**PROBLEM DESCRIPTION**
Which lines of the entries contain the string "image"? Copy each of them.

┌─ SUPPLIED DATA

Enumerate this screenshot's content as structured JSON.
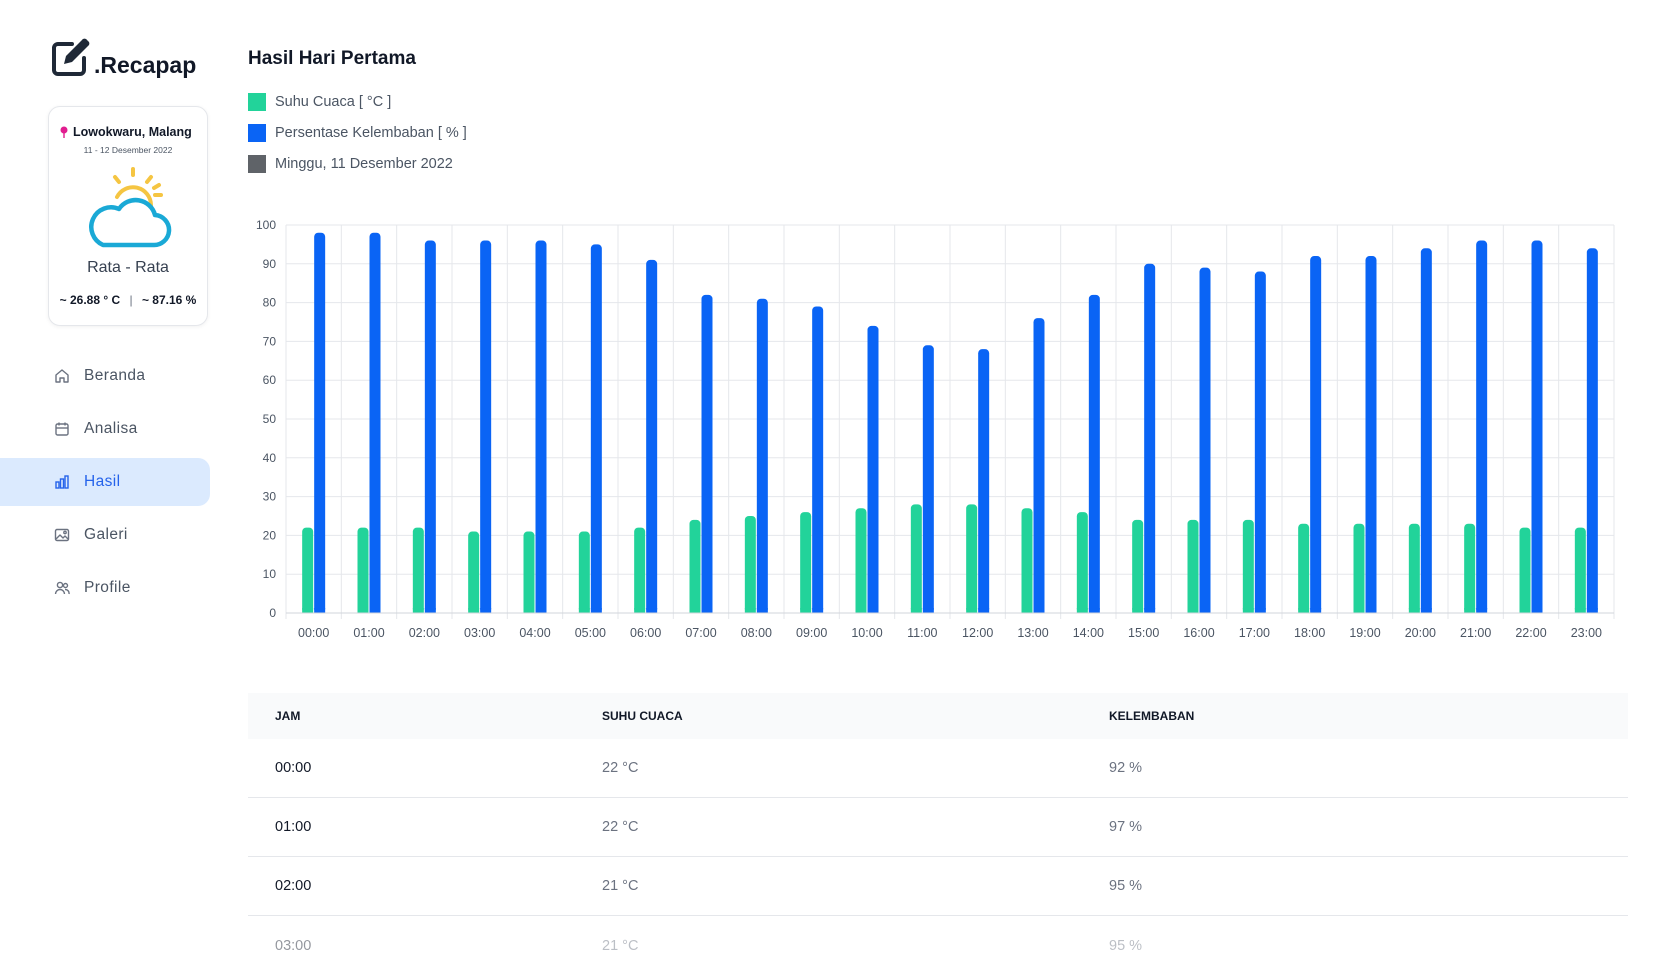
{
  "brand": {
    "name": ".Recapap"
  },
  "weather_card": {
    "location": "Lowokwaru, Malang",
    "date_range": "11 - 12 Desember 2022",
    "avg_label": "Rata - Rata",
    "avg_temp": "~ 26.88 ° C",
    "separator": "|",
    "avg_humidity": "~ 87.16 %"
  },
  "nav": {
    "items": [
      {
        "label": "Beranda",
        "icon": "home-icon",
        "active": false
      },
      {
        "label": "Analisa",
        "icon": "calendar-icon",
        "active": false
      },
      {
        "label": "Hasil",
        "icon": "bar-chart-icon",
        "active": true
      },
      {
        "label": "Galeri",
        "icon": "image-icon",
        "active": false
      },
      {
        "label": "Profile",
        "icon": "users-icon",
        "active": false
      }
    ]
  },
  "main": {
    "title": "Hasil Hari Pertama",
    "legend": [
      {
        "label": "Suhu Cuaca [ °C ]",
        "color": "#22d39a"
      },
      {
        "label": "Persentase Kelembaban [ % ]",
        "color": "#0a64f5"
      },
      {
        "label": "Minggu, 11 Desember 2022",
        "color": "#5f6368"
      }
    ]
  },
  "chart_data": {
    "type": "bar",
    "categories": [
      "00:00",
      "01:00",
      "02:00",
      "03:00",
      "04:00",
      "05:00",
      "06:00",
      "07:00",
      "08:00",
      "09:00",
      "10:00",
      "11:00",
      "12:00",
      "13:00",
      "14:00",
      "15:00",
      "16:00",
      "17:00",
      "18:00",
      "19:00",
      "20:00",
      "21:00",
      "22:00",
      "23:00"
    ],
    "series": [
      {
        "name": "Suhu Cuaca [ °C ]",
        "color": "#22d39a",
        "values": [
          22,
          22,
          22,
          21,
          21,
          21,
          22,
          24,
          25,
          26,
          27,
          28,
          28,
          27,
          26,
          24,
          24,
          24,
          23,
          23,
          23,
          23,
          22,
          22
        ]
      },
      {
        "name": "Persentase Kelembaban [ % ]",
        "color": "#0a64f5",
        "values": [
          98,
          98,
          96,
          96,
          96,
          95,
          91,
          82,
          81,
          79,
          74,
          69,
          68,
          76,
          82,
          90,
          89,
          88,
          92,
          92,
          94,
          96,
          96,
          94
        ]
      }
    ],
    "ylim": [
      0,
      100
    ],
    "yticks": [
      0,
      10,
      20,
      30,
      40,
      50,
      60,
      70,
      80,
      90,
      100
    ],
    "grid": true
  },
  "table": {
    "headers": [
      "JAM",
      "SUHU CUACA",
      "KELEMBABAN"
    ],
    "rows": [
      [
        "00:00",
        "22 °C",
        "92 %"
      ],
      [
        "01:00",
        "22 °C",
        "97 %"
      ],
      [
        "02:00",
        "21 °C",
        "95 %"
      ],
      [
        "03:00",
        "21 °C",
        "95 %"
      ]
    ]
  }
}
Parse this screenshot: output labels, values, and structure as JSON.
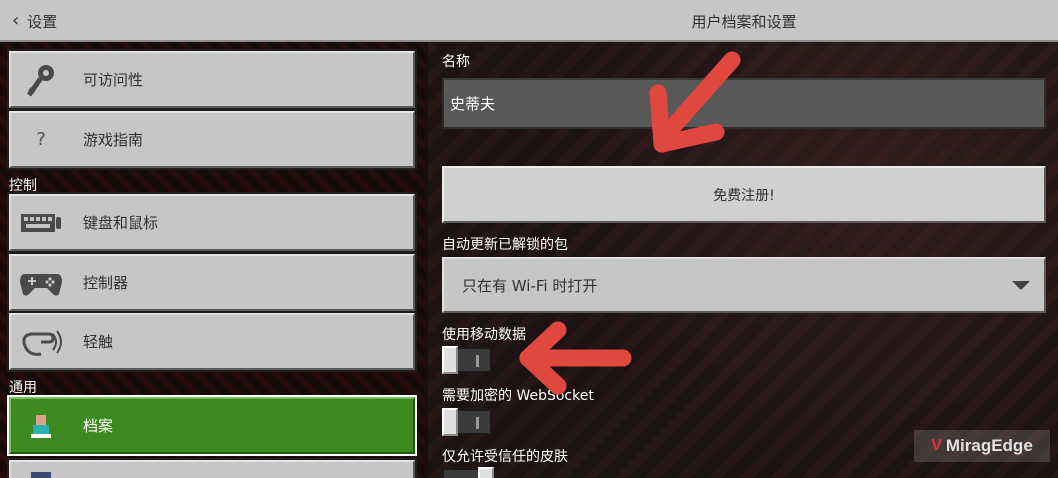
{
  "header": {
    "back_label": "设置",
    "title": "用户档案和设置"
  },
  "sidebar": {
    "items": [
      {
        "label": "可访问性",
        "icon": "key-icon"
      },
      {
        "label": "游戏指南",
        "icon": "question-icon",
        "icon_glyph": "?"
      },
      {
        "label": "键盘和鼠标",
        "icon": "keyboard-icon"
      },
      {
        "label": "控制器",
        "icon": "gamepad-icon"
      },
      {
        "label": "轻触",
        "icon": "touch-icon"
      },
      {
        "label": "档案",
        "icon": "profile-icon",
        "active": true
      }
    ],
    "sections": {
      "controls": "控制",
      "general": "通用"
    }
  },
  "profile": {
    "name_label": "名称",
    "name_value": "史蒂夫",
    "signup_label": "免费注册!",
    "auto_update_label": "自动更新已解锁的包",
    "auto_update_value": "只在有 Wi-Fi 时打开",
    "mobile_data_label": "使用移动数据",
    "websocket_label": "需要加密的 WebSocket",
    "trusted_skins_label": "仅允许受信任的皮肤"
  },
  "watermark": {
    "text": "MiragEdge",
    "mark": "V"
  },
  "colors": {
    "active_green": "#3c8a20",
    "button_gray": "#c6c6c6",
    "arrow_red": "#e0473f"
  }
}
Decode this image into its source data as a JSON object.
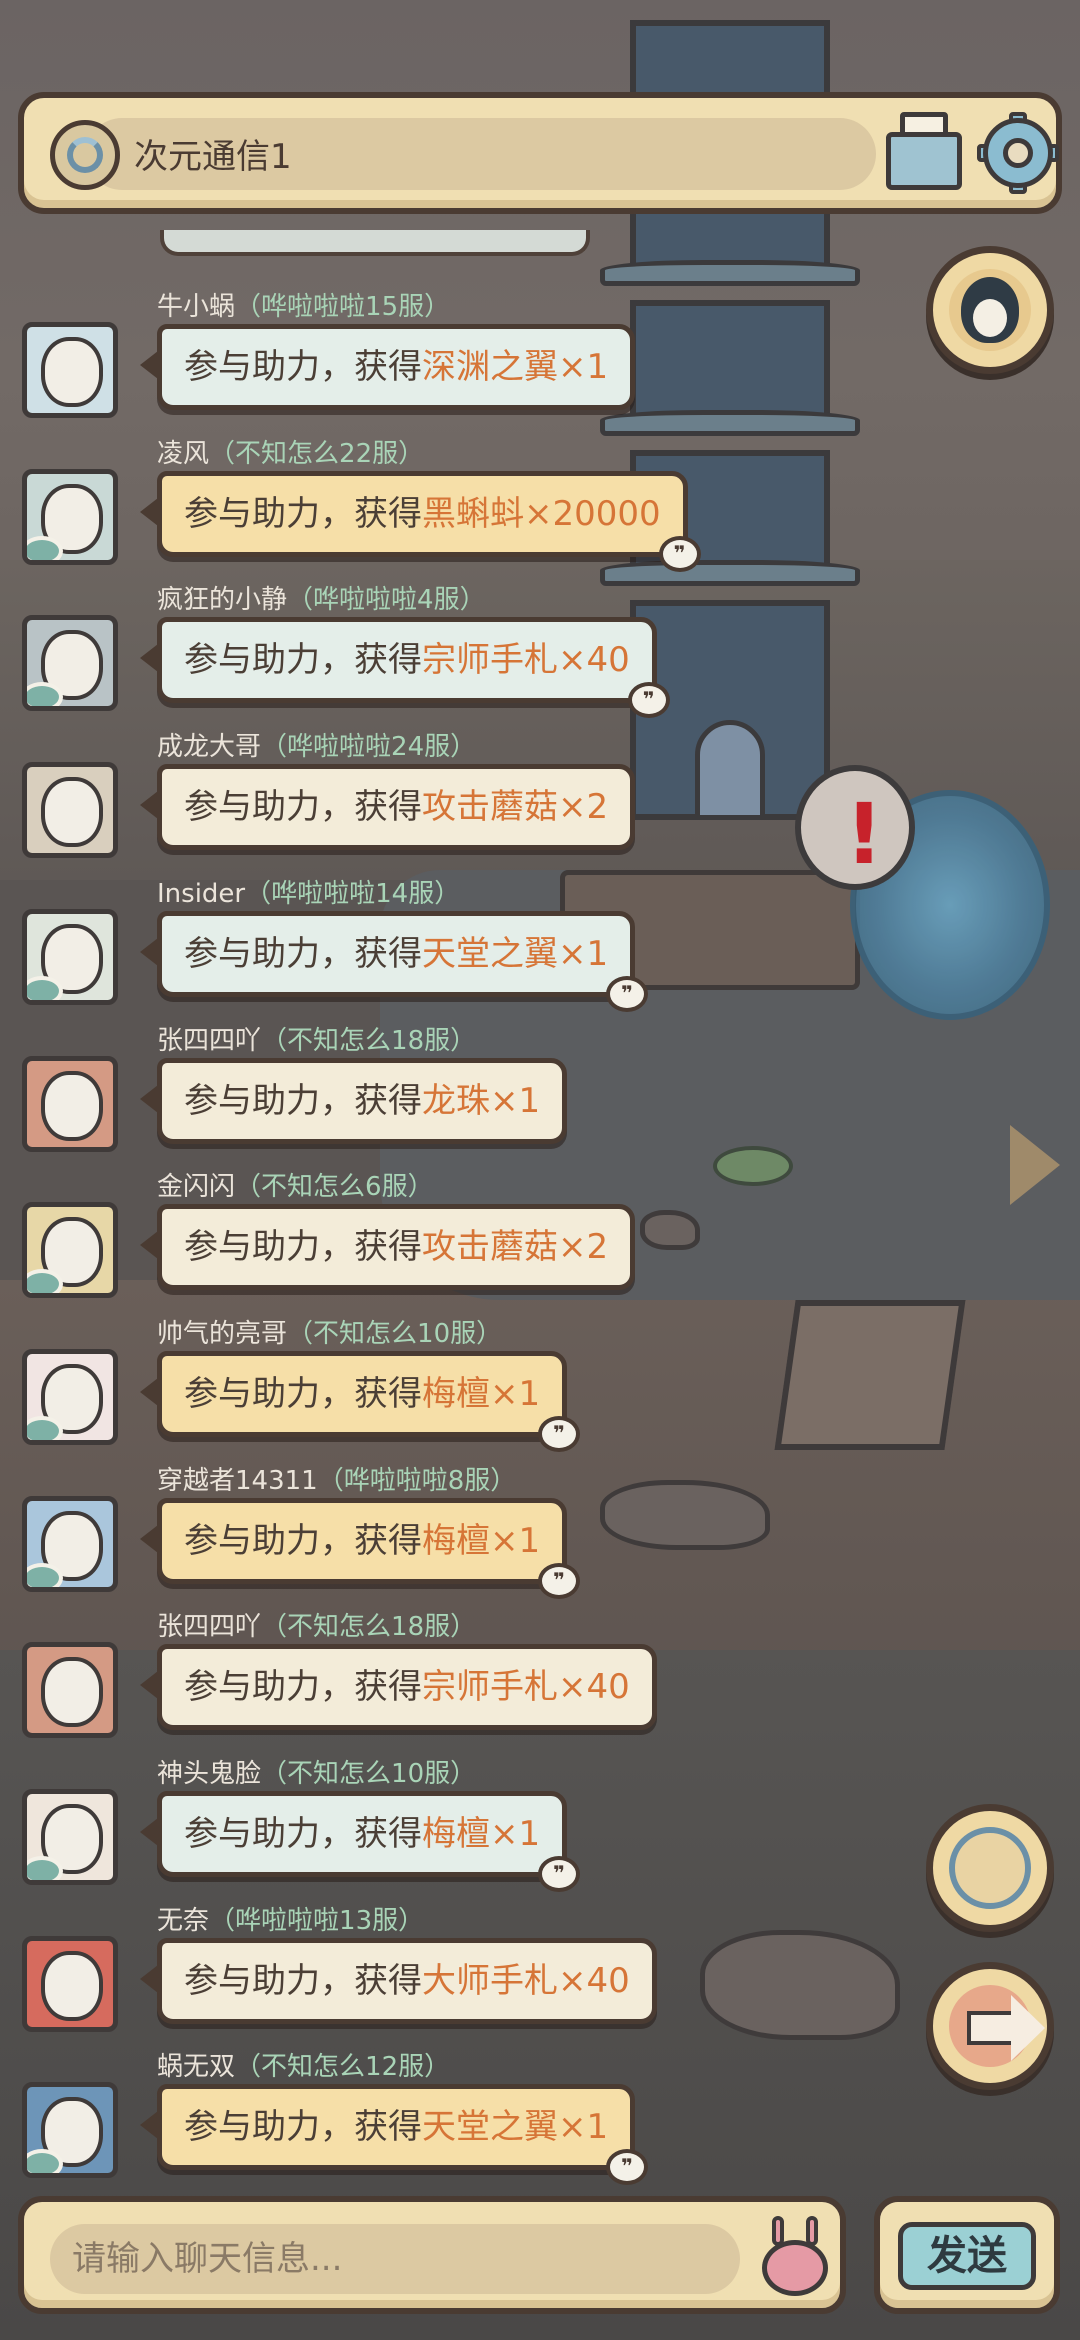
{
  "header": {
    "channel_name": "次元通信1",
    "channel_icon": "portal-icon",
    "mail_icon": "mail-icon",
    "settings_icon": "gear-icon"
  },
  "messages": [
    {
      "name": "牛小蜗",
      "server": "哗啦啦啦15服",
      "prefix": "参与助力，获得",
      "item": "深渊之翼×1",
      "bubble": "mint",
      "quote": false,
      "eye": false
    },
    {
      "name": "凌风",
      "server": "不知怎么22服",
      "prefix": "参与助力，获得",
      "item": "黑蝌蚪×20000",
      "bubble": "gold",
      "quote": true,
      "eye": true
    },
    {
      "name": "疯狂的小静",
      "server": "哗啦啦啦4服",
      "prefix": "参与助力，获得",
      "item": "宗师手札×40",
      "bubble": "mint",
      "quote": true,
      "eye": true
    },
    {
      "name": "成龙大哥",
      "server": "哗啦啦啦24服",
      "prefix": "参与助力，获得",
      "item": "攻击蘑菇×2",
      "bubble": "cream",
      "quote": false,
      "eye": false
    },
    {
      "name": "Insider",
      "server": "哗啦啦啦14服",
      "prefix": "参与助力，获得",
      "item": "天堂之翼×1",
      "bubble": "mint",
      "quote": true,
      "eye": true
    },
    {
      "name": "张四四吖",
      "server": "不知怎么18服",
      "prefix": "参与助力，获得",
      "item": "龙珠×1",
      "bubble": "cream",
      "quote": false,
      "eye": false
    },
    {
      "name": "金闪闪",
      "server": "不知怎么6服",
      "prefix": "参与助力，获得",
      "item": "攻击蘑菇×2",
      "bubble": "cream",
      "quote": false,
      "eye": true
    },
    {
      "name": "帅气的亮哥",
      "server": "不知怎么10服",
      "prefix": "参与助力，获得",
      "item": "梅檀×1",
      "bubble": "gold",
      "quote": true,
      "eye": true
    },
    {
      "name": "穿越者14311",
      "server": "哗啦啦啦8服",
      "prefix": "参与助力，获得",
      "item": "梅檀×1",
      "bubble": "gold",
      "quote": true,
      "eye": true
    },
    {
      "name": "张四四吖",
      "server": "不知怎么18服",
      "prefix": "参与助力，获得",
      "item": "宗师手札×40",
      "bubble": "cream",
      "quote": false,
      "eye": false
    },
    {
      "name": "神头鬼脸",
      "server": "不知怎么10服",
      "prefix": "参与助力，获得",
      "item": "梅檀×1",
      "bubble": "mint",
      "quote": true,
      "eye": true
    },
    {
      "name": "无奈",
      "server": "哗啦啦啦13服",
      "prefix": "参与助力，获得",
      "item": "大师手札×40",
      "bubble": "cream",
      "quote": false,
      "eye": false
    },
    {
      "name": "蜗无双",
      "server": "不知怎么12服",
      "prefix": "参与助力，获得",
      "item": "天堂之翼×1",
      "bubble": "gold",
      "quote": true,
      "eye": true
    }
  ],
  "side_buttons": {
    "qq_icon": "penguin-icon",
    "portal_icon": "portal-icon",
    "next_icon": "arrow-right-icon"
  },
  "footer": {
    "input_placeholder": "请输入聊天信息...",
    "emoji_icon": "snail-emoji-icon",
    "send_label": "发送"
  },
  "colors": {
    "panel": "#f0dfb2",
    "outline": "#4a3b32",
    "item_text": "#d67537",
    "server_text": "#a9d4b7"
  }
}
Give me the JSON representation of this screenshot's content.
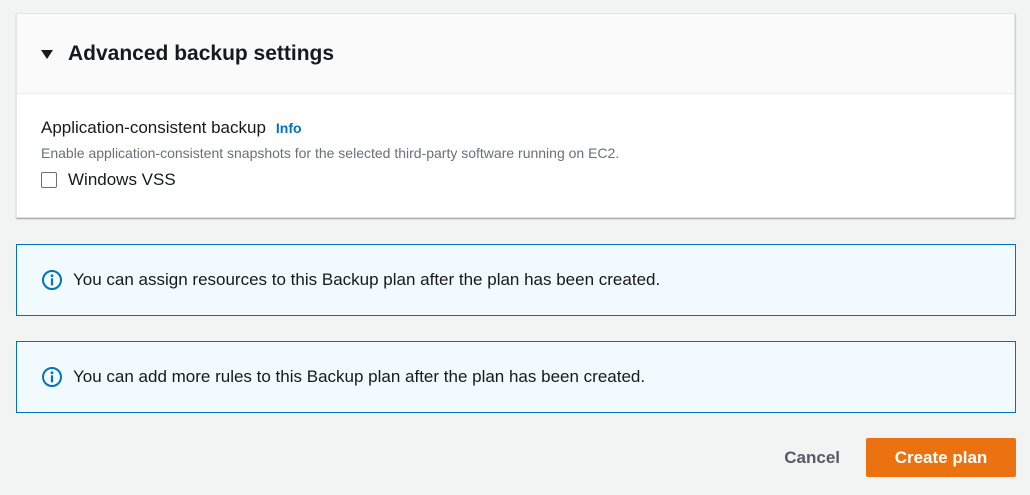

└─

**ANSWER SECTION**
        "icon": "image-icon",
Decode this image into its source data as a JSON object.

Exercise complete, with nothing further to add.